### How to complete this task
Take from the data every line in which the word "title" is found.

### Extracted entries
--

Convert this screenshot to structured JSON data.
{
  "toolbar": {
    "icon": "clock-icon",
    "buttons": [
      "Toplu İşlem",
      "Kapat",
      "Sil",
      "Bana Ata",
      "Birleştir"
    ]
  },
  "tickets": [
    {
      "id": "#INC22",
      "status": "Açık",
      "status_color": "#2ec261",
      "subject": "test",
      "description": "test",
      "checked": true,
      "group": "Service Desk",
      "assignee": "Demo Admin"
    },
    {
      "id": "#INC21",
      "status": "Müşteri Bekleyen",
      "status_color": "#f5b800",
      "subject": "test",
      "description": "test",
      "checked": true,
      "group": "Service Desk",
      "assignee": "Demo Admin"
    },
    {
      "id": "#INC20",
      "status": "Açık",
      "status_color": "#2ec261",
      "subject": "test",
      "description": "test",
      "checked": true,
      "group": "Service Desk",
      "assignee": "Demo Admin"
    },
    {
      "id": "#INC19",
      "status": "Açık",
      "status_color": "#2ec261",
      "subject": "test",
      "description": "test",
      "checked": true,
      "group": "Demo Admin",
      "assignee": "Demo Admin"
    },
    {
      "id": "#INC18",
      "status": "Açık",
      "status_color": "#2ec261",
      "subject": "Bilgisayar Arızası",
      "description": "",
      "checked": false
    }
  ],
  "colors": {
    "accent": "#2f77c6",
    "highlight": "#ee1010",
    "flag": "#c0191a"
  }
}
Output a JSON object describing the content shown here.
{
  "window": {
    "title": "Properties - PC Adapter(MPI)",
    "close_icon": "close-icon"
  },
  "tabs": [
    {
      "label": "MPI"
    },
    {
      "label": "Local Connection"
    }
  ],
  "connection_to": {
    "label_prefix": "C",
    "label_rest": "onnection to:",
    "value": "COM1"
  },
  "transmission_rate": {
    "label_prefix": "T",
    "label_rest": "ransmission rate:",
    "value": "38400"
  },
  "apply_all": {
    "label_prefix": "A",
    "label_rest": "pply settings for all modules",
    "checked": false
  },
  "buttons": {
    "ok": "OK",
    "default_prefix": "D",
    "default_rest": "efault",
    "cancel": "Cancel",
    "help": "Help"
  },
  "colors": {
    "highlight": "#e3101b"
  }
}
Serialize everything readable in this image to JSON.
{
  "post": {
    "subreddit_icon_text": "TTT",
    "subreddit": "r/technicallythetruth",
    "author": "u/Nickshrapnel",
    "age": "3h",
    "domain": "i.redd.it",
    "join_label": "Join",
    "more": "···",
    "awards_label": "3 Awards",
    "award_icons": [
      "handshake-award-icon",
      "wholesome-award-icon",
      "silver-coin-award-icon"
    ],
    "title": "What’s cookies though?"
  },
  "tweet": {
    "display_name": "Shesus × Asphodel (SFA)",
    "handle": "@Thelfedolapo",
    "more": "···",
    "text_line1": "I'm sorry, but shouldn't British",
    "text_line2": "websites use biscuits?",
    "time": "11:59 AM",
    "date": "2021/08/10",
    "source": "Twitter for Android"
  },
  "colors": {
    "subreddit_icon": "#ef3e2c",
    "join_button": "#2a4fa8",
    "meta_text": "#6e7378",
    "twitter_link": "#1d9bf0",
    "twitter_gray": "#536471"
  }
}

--

### Result of this exercise
    "title": "Properties - PC Adapter(MPI)",
    "title": "What’s cookies though?"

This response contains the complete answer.